THE TASK
The copy you produce must repeat each record exactly and contain no pictures.

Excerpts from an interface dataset

Segment Open

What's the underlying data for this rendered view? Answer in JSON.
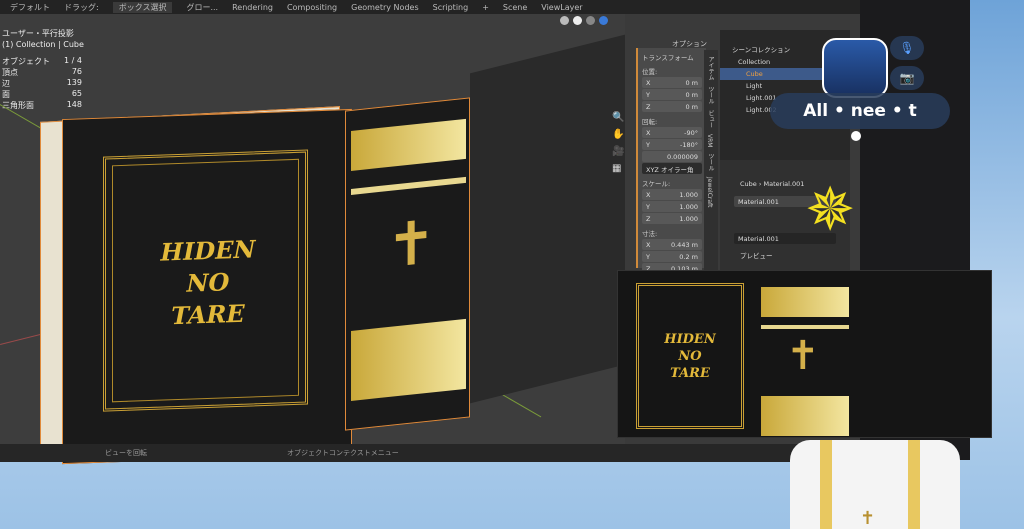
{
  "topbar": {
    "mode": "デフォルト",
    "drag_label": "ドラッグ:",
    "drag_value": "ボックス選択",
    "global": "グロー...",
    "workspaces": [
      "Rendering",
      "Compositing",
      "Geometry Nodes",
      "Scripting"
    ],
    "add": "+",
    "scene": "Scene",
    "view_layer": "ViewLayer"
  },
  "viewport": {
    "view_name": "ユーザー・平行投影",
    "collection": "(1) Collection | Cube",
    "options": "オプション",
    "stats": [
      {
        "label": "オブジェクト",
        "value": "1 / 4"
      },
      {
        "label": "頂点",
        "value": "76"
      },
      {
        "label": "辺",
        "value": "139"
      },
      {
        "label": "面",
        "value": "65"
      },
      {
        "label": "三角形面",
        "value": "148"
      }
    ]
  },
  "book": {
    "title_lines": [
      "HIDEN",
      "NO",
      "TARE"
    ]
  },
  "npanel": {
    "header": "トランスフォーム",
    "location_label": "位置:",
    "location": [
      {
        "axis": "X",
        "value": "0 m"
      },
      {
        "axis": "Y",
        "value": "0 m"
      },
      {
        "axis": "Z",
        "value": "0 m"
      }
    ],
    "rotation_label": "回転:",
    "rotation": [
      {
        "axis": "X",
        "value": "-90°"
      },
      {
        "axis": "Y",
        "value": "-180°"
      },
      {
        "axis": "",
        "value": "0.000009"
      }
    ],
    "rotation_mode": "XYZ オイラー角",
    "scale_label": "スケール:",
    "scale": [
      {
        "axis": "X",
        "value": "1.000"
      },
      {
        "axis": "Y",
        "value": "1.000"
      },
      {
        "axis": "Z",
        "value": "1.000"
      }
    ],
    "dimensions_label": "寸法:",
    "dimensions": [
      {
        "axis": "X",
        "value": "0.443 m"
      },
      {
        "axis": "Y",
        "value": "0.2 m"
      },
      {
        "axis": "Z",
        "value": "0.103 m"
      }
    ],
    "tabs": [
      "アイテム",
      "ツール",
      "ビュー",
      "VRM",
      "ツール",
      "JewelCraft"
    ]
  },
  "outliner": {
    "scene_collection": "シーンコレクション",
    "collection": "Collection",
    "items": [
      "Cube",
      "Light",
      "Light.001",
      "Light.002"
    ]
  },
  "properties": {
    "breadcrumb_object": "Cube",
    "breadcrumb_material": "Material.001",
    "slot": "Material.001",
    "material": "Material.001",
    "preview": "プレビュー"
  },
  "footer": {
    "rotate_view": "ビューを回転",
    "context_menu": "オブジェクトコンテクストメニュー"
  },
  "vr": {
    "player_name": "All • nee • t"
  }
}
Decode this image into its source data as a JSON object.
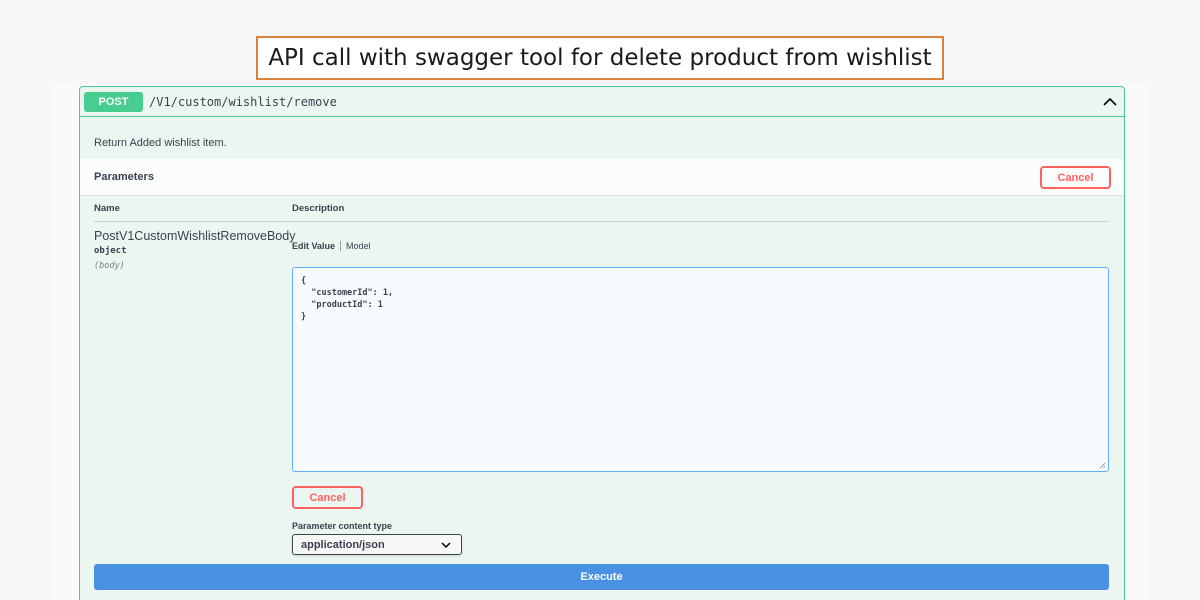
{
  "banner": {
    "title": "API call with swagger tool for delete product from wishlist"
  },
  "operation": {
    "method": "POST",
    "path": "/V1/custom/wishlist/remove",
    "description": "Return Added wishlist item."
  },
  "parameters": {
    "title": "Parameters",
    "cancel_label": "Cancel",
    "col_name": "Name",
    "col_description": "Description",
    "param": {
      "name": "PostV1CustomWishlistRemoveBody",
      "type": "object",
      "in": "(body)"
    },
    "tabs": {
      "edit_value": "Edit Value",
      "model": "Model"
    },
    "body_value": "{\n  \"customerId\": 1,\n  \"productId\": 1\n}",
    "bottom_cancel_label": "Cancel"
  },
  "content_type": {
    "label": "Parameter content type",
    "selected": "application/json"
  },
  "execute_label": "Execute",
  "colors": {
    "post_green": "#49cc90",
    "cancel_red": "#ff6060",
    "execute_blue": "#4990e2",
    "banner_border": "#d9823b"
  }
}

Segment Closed

PROBLEM SOLUTION
What's the underlying data for this rendered view? Answer in JSON.
{
  "topbar": {
    "mode": "デフォルト",
    "drag_label": "ドラッグ:",
    "drag_value": "ボックス選択",
    "global": "グロー...",
    "workspaces": [
      "Rendering",
      "Compositing",
      "Geometry Nodes",
      "Scripting"
    ],
    "add": "+",
    "scene": "Scene",
    "view_layer": "ViewLayer"
  },
  "viewport": {
    "view_name": "ユーザー・平行投影",
    "collection": "(1) Collection | Cube",
    "options": "オプション",
    "stats": [
      {
        "label": "オブジェクト",
        "value": "1 / 4"
      },
      {
        "label": "頂点",
        "value": "76"
      },
      {
        "label": "辺",
        "value": "139"
      },
      {
        "label": "面",
        "value": "65"
      },
      {
        "label": "三角形面",
        "value": "148"
      }
    ]
  },
  "book": {
    "title_lines": [
      "HIDEN",
      "NO",
      "TARE"
    ]
  },
  "npanel": {
    "header": "トランスフォーム",
    "location_label": "位置:",
    "location": [
      {
        "axis": "X",
        "value": "0 m"
      },
      {
        "axis": "Y",
        "value": "0 m"
      },
      {
        "axis": "Z",
        "value": "0 m"
      }
    ],
    "rotation_label": "回転:",
    "rotation": [
      {
        "axis": "X",
        "value": "-90°"
      },
      {
        "axis": "Y",
        "value": "-180°"
      },
      {
        "axis": "",
        "value": "0.000009"
      }
    ],
    "rotation_mode": "XYZ オイラー角",
    "scale_label": "スケール:",
    "scale": [
      {
        "axis": "X",
        "value": "1.000"
      },
      {
        "axis": "Y",
        "value": "1.000"
      },
      {
        "axis": "Z",
        "value": "1.000"
      }
    ],
    "dimensions_label": "寸法:",
    "dimensions": [
      {
        "axis": "X",
        "value": "0.443 m"
      },
      {
        "axis": "Y",
        "value": "0.2 m"
      },
      {
        "axis": "Z",
        "value": "0.103 m"
      }
    ],
    "tabs": [
      "アイテム",
      "ツール",
      "ビュー",
      "VRM",
      "ツール",
      "JewelCraft"
    ]
  },
  "outliner": {
    "scene_collection": "シーンコレクション",
    "collection": "Collection",
    "items": [
      "Cube",
      "Light",
      "Light.001",
      "Light.002"
    ]
  },
  "properties": {
    "breadcrumb_object": "Cube",
    "breadcrumb_material": "Material.001",
    "slot": "Material.001",
    "material": "Material.001",
    "preview": "プレビュー"
  },
  "footer": {
    "rotate_view": "ビューを回転",
    "context_menu": "オブジェクトコンテクストメニュー"
  },
  "vr": {
    "player_name": "All • nee • t"
  }
}
Decode this image into its source data as a JSON object.
{
  "banner": {
    "title": "API call with swagger tool for delete product from wishlist"
  },
  "operation": {
    "method": "POST",
    "path": "/V1/custom/wishlist/remove",
    "description": "Return Added wishlist item."
  },
  "parameters": {
    "title": "Parameters",
    "cancel_label": "Cancel",
    "col_name": "Name",
    "col_description": "Description",
    "param": {
      "name": "PostV1CustomWishlistRemoveBody",
      "type": "object",
      "in": "(body)"
    },
    "tabs": {
      "edit_value": "Edit Value",
      "model": "Model"
    },
    "body_value": "{\n  \"customerId\": 1,\n  \"productId\": 1\n}",
    "bottom_cancel_label": "Cancel"
  },
  "content_type": {
    "label": "Parameter content type",
    "selected": "application/json"
  },
  "execute_label": "Execute",
  "colors": {
    "post_green": "#49cc90",
    "cancel_red": "#ff6060",
    "execute_blue": "#4990e2",
    "banner_border": "#d9823b"
  }
}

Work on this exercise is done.